Required work
The entries below should be copied exactly and completely.

*** Excerpted records Section Begins ***

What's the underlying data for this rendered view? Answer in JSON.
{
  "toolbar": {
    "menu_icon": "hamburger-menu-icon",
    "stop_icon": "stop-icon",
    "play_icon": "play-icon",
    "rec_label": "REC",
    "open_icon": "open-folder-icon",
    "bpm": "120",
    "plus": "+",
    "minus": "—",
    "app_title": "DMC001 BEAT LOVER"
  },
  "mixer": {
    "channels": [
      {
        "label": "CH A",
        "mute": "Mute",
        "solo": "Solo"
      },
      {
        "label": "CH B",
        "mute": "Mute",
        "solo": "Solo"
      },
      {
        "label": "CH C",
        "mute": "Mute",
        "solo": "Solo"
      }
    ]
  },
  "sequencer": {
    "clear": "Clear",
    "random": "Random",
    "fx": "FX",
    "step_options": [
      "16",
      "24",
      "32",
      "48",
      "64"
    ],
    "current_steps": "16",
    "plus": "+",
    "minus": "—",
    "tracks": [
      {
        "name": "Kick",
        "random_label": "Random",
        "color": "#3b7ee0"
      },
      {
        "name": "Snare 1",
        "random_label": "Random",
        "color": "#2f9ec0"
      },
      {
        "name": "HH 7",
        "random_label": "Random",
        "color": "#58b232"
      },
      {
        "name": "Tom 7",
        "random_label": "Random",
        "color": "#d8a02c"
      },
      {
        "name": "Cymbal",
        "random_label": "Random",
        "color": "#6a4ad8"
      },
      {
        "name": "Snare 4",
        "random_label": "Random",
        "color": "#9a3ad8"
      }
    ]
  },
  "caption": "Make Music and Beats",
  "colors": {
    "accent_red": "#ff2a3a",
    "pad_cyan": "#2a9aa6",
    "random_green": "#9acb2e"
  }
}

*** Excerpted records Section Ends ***

Result of the task
What's the underlying data for this rendered view? Answer in JSON.
{
  "toolbar": {
    "menu_icon": "hamburger-menu-icon",
    "stop_icon": "stop-icon",
    "play_icon": "play-icon",
    "rec_label": "REC",
    "open_icon": "open-folder-icon",
    "bpm": "120",
    "plus": "+",
    "minus": "—",
    "app_title": "DMC001 BEAT LOVER"
  },
  "mixer": {
    "channels": [
      {
        "label": "CH A",
        "mute": "Mute",
        "solo": "Solo"
      },
      {
        "label": "CH B",
        "mute": "Mute",
        "solo": "Solo"
      },
      {
        "label": "CH C",
        "mute": "Mute",
        "solo": "Solo"
      }
    ]
  },
  "sequencer": {
    "clear": "Clear",
    "random": "Random",
    "fx": "FX",
    "step_options": [
      "16",
      "24",
      "32",
      "48",
      "64"
    ],
    "current_steps": "16",
    "plus": "+",
    "minus": "—",
    "tracks": [
      {
        "name": "Kick",
        "random_label": "Random",
        "color": "#3b7ee0"
      },
      {
        "name": "Snare 1",
        "random_label": "Random",
        "color": "#2f9ec0"
      },
      {
        "name": "HH 7",
        "random_label": "Random",
        "color": "#58b232"
      },
      {
        "name": "Tom 7",
        "random_label": "Random",
        "color": "#d8a02c"
      },
      {
        "name": "Cymbal",
        "random_label": "Random",
        "color": "#6a4ad8"
      },
      {
        "name": "Snare 4",
        "random_label": "Random",
        "color": "#9a3ad8"
      }
    ]
  },
  "caption": "Make Music and Beats",
  "colors": {
    "accent_red": "#ff2a3a",
    "pad_cyan": "#2a9aa6",
    "random_green": "#9acb2e"
  }
}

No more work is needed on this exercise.